Six years ago, Charles Odira’s farm in Nyamasaria, Kisumu East was full of chicken, and anybody who visited the farm admired it.
Little did people know that Odira was grieving, and reporting losses, and was contemplating abandoning the business due to frequent reports by the farm workers about massive deaths of chicken.
One cool evening as he was making a lazy tour of the farm, a guest showed up.
“After exchanging short pleasantries, he told me that he had come for more. I was shocked what more,” said Odira.
The guest explained that he was a frequent client, and that he had a few days before bought 300 chicken at a Sh450 each, and that he loved them, and he was coming for more.
Little did he know that he was spilling beans.
“As he was explaining to me about the deals, my farm worker showed up, and the guest pointed at him from a distance, that he is the one he has been dealing with. I was shocked,” said Odira, adding that a look at his farm records did not show any of such sales.
This came just a few days after Odira’s farm worker reported that over 200 chicken had died, and he took Odira to a small shallow ‘grave’ where he had buried the chicken.
This was one of the many reports of death of chicken, or attack by predators.
With this tip, Odira confronted his worker who admitted that he had actually made some sales and forgot to record in the book.
It was during this period that Odira was approached by a group of investors who wanted his technical skills to help design some equipment for keeping crickets.
The Bachelor of Horticulture graduate from Egerton University was then involved in designing and fabricating different types of farm equipment adjacent to his poultry farm.
After a short stint with the group, he got sponsors, he got an opportunity to visit Thailand in 2015, to learn about cricket farming.
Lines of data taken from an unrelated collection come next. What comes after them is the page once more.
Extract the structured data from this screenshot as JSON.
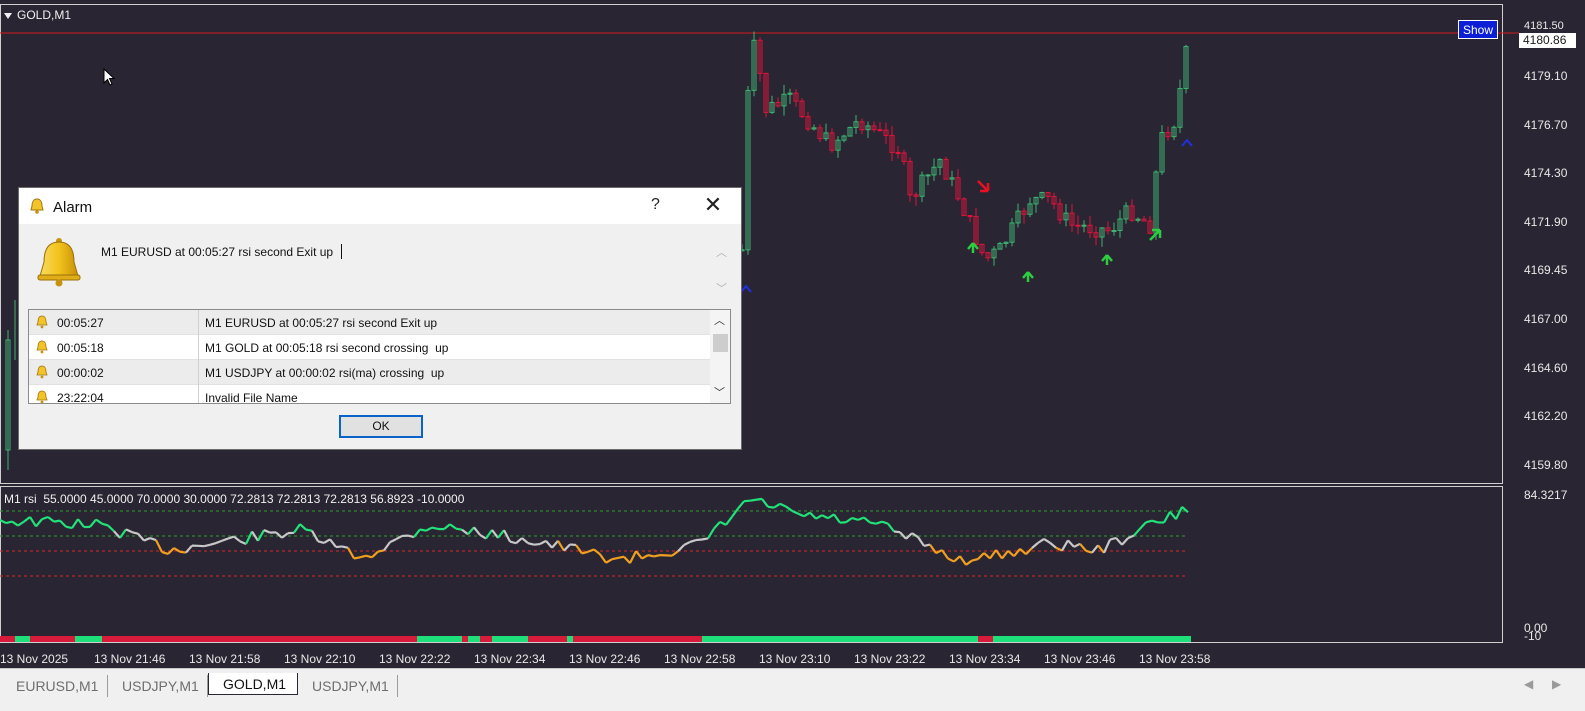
{
  "chart": {
    "symbol": "GOLD,M1",
    "show_button": "Show",
    "current_price": "4180.86",
    "price_top_partial": "4181.50",
    "price_ticks": [
      "4179.10",
      "4176.70",
      "4174.30",
      "4171.90",
      "4169.45",
      "4167.00",
      "4164.60",
      "4162.20",
      "4159.80"
    ],
    "indicator_label": "M1 rsi  55.0000 45.0000 70.0000 30.0000 72.2813 72.2813 72.2813 56.8923 -10.0000",
    "indicator_max": "84.3217",
    "indicator_zero": "0.00",
    "indicator_min": "-10",
    "time_ticks": [
      "13 Nov 2025",
      "13 Nov 21:46",
      "13 Nov 21:58",
      "13 Nov 22:10",
      "13 Nov 22:22",
      "13 Nov 22:34",
      "13 Nov 22:46",
      "13 Nov 22:58",
      "13 Nov 23:10",
      "13 Nov 23:22",
      "13 Nov 23:34",
      "13 Nov 23:46",
      "13 Nov 23:58"
    ],
    "colors": {
      "background": "#2a2532",
      "bull": "#3cb371",
      "bear": "#dc143c",
      "price_line": "#d31b1b",
      "rsi_up": "#22e27a",
      "rsi_down": "#f0a020",
      "rsi_neutral": "#c8c8c8"
    }
  },
  "tabs": [
    {
      "label": "EURUSD,M1",
      "active": false
    },
    {
      "label": "USDJPY,M1",
      "active": false
    },
    {
      "label": "GOLD,M1",
      "active": true
    },
    {
      "label": "USDJPY,M1",
      "active": false
    }
  ],
  "dialog": {
    "title": "Alarm",
    "help": "?",
    "close": "✕",
    "message": "M1 EURUSD at 00:05:27 rsi second Exit up",
    "log": [
      {
        "time": "00:05:27",
        "message": "M1 EURUSD at 00:05:27 rsi second Exit up"
      },
      {
        "time": "00:05:18",
        "message": "M1 GOLD at 00:05:18 rsi second crossing  up"
      },
      {
        "time": "00:00:02",
        "message": "M1 USDJPY at 00:00:02 rsi(ma) crossing  up"
      },
      {
        "time": "23:22:04",
        "message": "Invalid File Name"
      }
    ],
    "ok_label": "OK"
  }
}
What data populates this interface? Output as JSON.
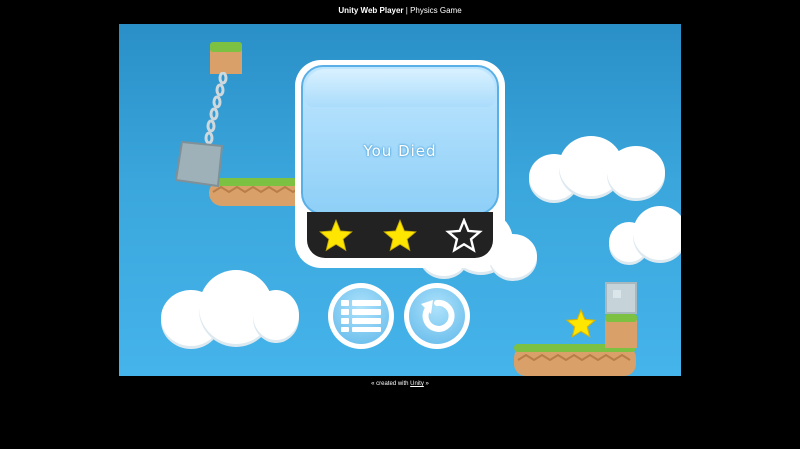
{
  "window": {
    "title_bold": "Unity Web Player",
    "title_sep": " | ",
    "title_rest": "Physics Game"
  },
  "dialog": {
    "message": "You Died",
    "stars_earned": 2,
    "stars_total": 3,
    "star_colors": {
      "filled": "#ffe600",
      "empty": "#ffffff"
    }
  },
  "buttons": {
    "menu": {
      "icon": "list-menu-icon"
    },
    "restart": {
      "icon": "restart-arrow-icon"
    }
  },
  "footer": {
    "prefix": "« created with ",
    "link": "Unity",
    "suffix": " »"
  },
  "colors": {
    "sky": "#3aa6dc",
    "grass": "#7cc142",
    "dirt": "#d9a06a",
    "button_blue": "#5fb8ea"
  }
}
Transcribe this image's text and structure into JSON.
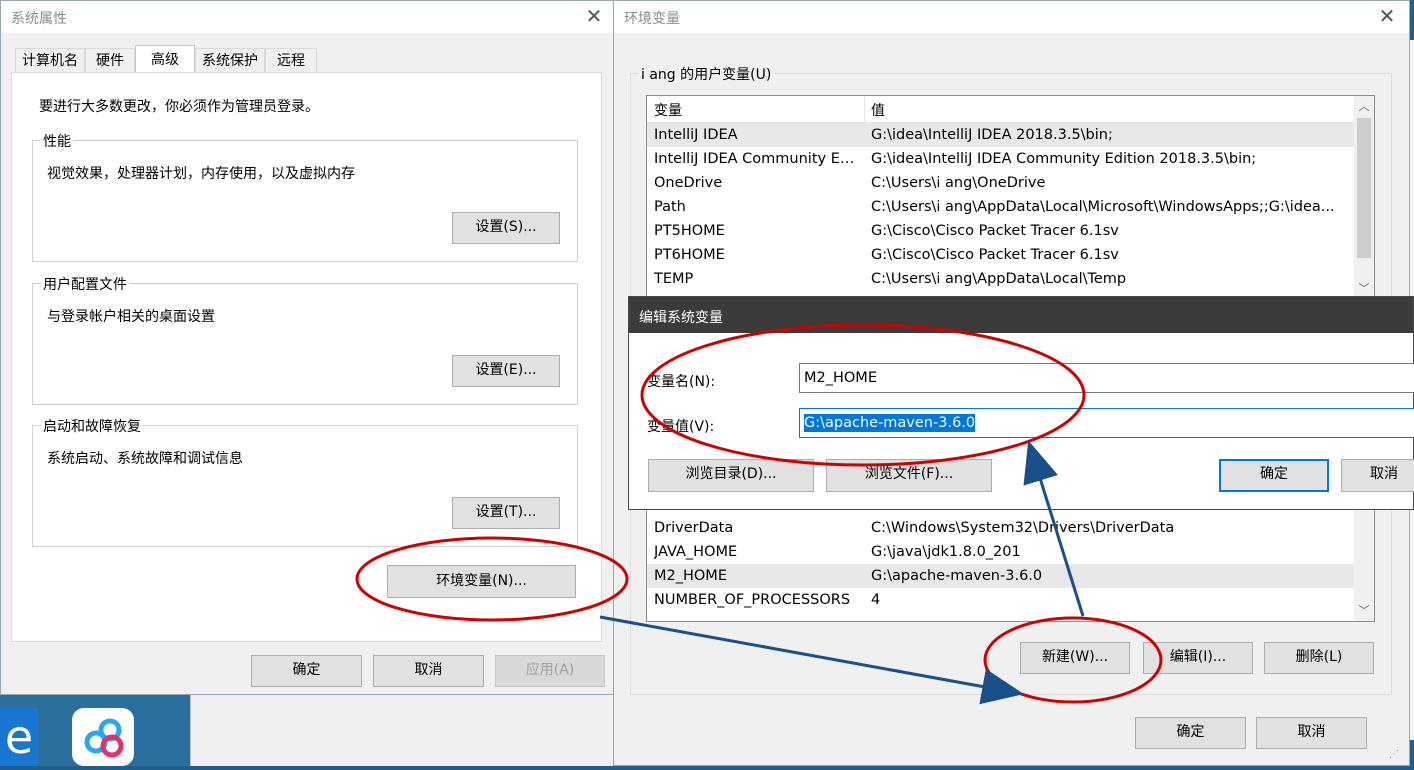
{
  "sys_props": {
    "title": "系统属性",
    "tabs": [
      "计算机名",
      "硬件",
      "高级",
      "系统保护",
      "远程"
    ],
    "admin_note": "要进行大多数更改，你必须作为管理员登录。",
    "performance": {
      "title": "性能",
      "desc": "视觉效果，处理器计划，内存使用，以及虚拟内存",
      "button": "设置(S)..."
    },
    "user_profile": {
      "title": "用户配置文件",
      "desc": "与登录帐户相关的桌面设置",
      "button": "设置(E)..."
    },
    "startup": {
      "title": "启动和故障恢复",
      "desc": "系统启动、系统故障和调试信息",
      "button": "设置(T)..."
    },
    "env_button": "环境变量(N)...",
    "ok": "确定",
    "cancel": "取消",
    "apply": "应用(A)"
  },
  "env_vars": {
    "title": "环境变量",
    "user_group_title": "i ang 的用户变量(U)",
    "col_var": "变量",
    "col_val": "值",
    "user_rows": [
      {
        "name": "IntelliJ IDEA",
        "value": "G:\\idea\\IntelliJ IDEA 2018.3.5\\bin;"
      },
      {
        "name": "IntelliJ IDEA Community Ed...",
        "value": "G:\\idea\\IntelliJ IDEA Community Edition 2018.3.5\\bin;"
      },
      {
        "name": "OneDrive",
        "value": "C:\\Users\\i ang\\OneDrive"
      },
      {
        "name": "Path",
        "value": "C:\\Users\\i ang\\AppData\\Local\\Microsoft\\WindowsApps;;G:\\idea..."
      },
      {
        "name": "PT5HOME",
        "value": "G:\\Cisco\\Cisco Packet Tracer 6.1sv"
      },
      {
        "name": "PT6HOME",
        "value": "G:\\Cisco\\Cisco Packet Tracer 6.1sv"
      },
      {
        "name": "TEMP",
        "value": "C:\\Users\\i ang\\AppData\\Local\\Temp"
      }
    ],
    "system_rows": [
      {
        "name": "DriverData",
        "value": "C:\\Windows\\System32\\Drivers\\DriverData"
      },
      {
        "name": "JAVA_HOME",
        "value": "G:\\java\\jdk1.8.0_201"
      },
      {
        "name": "M2_HOME",
        "value": "G:\\apache-maven-3.6.0"
      },
      {
        "name": "NUMBER_OF_PROCESSORS",
        "value": "4"
      }
    ],
    "new_button": "新建(W)...",
    "edit_button": "编辑(I)...",
    "delete_button": "删除(L)",
    "ok": "确定",
    "cancel": "取消"
  },
  "edit_dialog": {
    "title": "编辑系统变量",
    "name_label": "变量名(N):",
    "name_value": "M2_HOME",
    "value_label": "变量值(V):",
    "value_value": "G:\\apache-maven-3.6.0",
    "browse_dir": "浏览目录(D)...",
    "browse_file": "浏览文件(F)...",
    "ok": "确定",
    "cancel": "取消"
  },
  "colors": {
    "annotation_ellipse": "#d10000",
    "annotation_arrow": "#1a4f8a",
    "focus_blue": "#0078d7"
  }
}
“I was shocked. Almost everyone in that country had cricket, and it was then that I learnt so much about this insect and its nutritional value,” he said.
When he came back to Kenya, he ventured into cricket farming, starting with one cricket pen. Six months later, the business was booming, and he made six more pens.
And when the business proved low cost in maintenance compared to poultry, he abandoned poultry farming and turned the chicken house into cricket house, putting up more pens.
Today, he has 12 cricket pens, measuring four by three feet, each containing 30, 000 cricket, in addition to over 50 crates each containing 1, 500 cricket.
How did he begin cricket rearing? Odira used some containers which he dropped in some dim lit area, with some chicken feed inside them.
In the morning, 50 cricket were already stuck inside the containers. He then transferred the crickets to the pen. Reproduction begun immediately, and within a short while, he had tens of crates full of cricket.
“Caring for cricket is easy compared to chicken,” he said.
A normal day in a cricket farm begins with checking the temperature and aeration. According to Odira, the first thing is to open the windows and doors to increase aeration.
The temperature in the room should be maintained between 28 and 32 degrees Celsius to activate growth and increase feeding and laying activities.
One then checks the feeding and breeding activities which took place the previous night, by checking the amount of food left in the feeding tray, and water container.
“When the food is significantly reduced, you know they had a good night. Same observation is made when the level of water also goes down, and the number of eggs laid goes up,” he said.
After the routine check, one then cleans the cricket pens, using a soft towel or cricket broom, and replaces the feeds. The process is repeated twice every day.
The cricket pens are divided into three; the parent stock pen, the consumption pen and the hatchery.
In the parent stock, this is where the mature crickets stay. Once they lay eggs, the eggs are transferred to the hatchery pen, where after nine to 15 days, they are hatched, and the young cricket transferred to the consumption pen, where they stay for between 74 to 90 days before they are mature for consumption.
“I used to spend about Sh80, 000 monthly to care for the chicken, but now I spend less than 10 per cent of that on cricket as there are fewer cases of diseases, and the food consumption is very low,” said Odira, He sells one kilo of cricket at Sh2, 800, and he manages to sell 30 kilos every month.
He also sells cricket eggs at Sh1, 000 per container carrying about 10, 000 eggs, and he harvests about 50 containers of the eggs every month.
Odira has also ventured on value addition to maximize on the profits, by producing cricket breads, which he sells at Sh50 per 400grams bread.
Odira has been marketing his products and promoting cricket farming through Gem Farmers Centre, a group of farmers drawn from Nyanza region.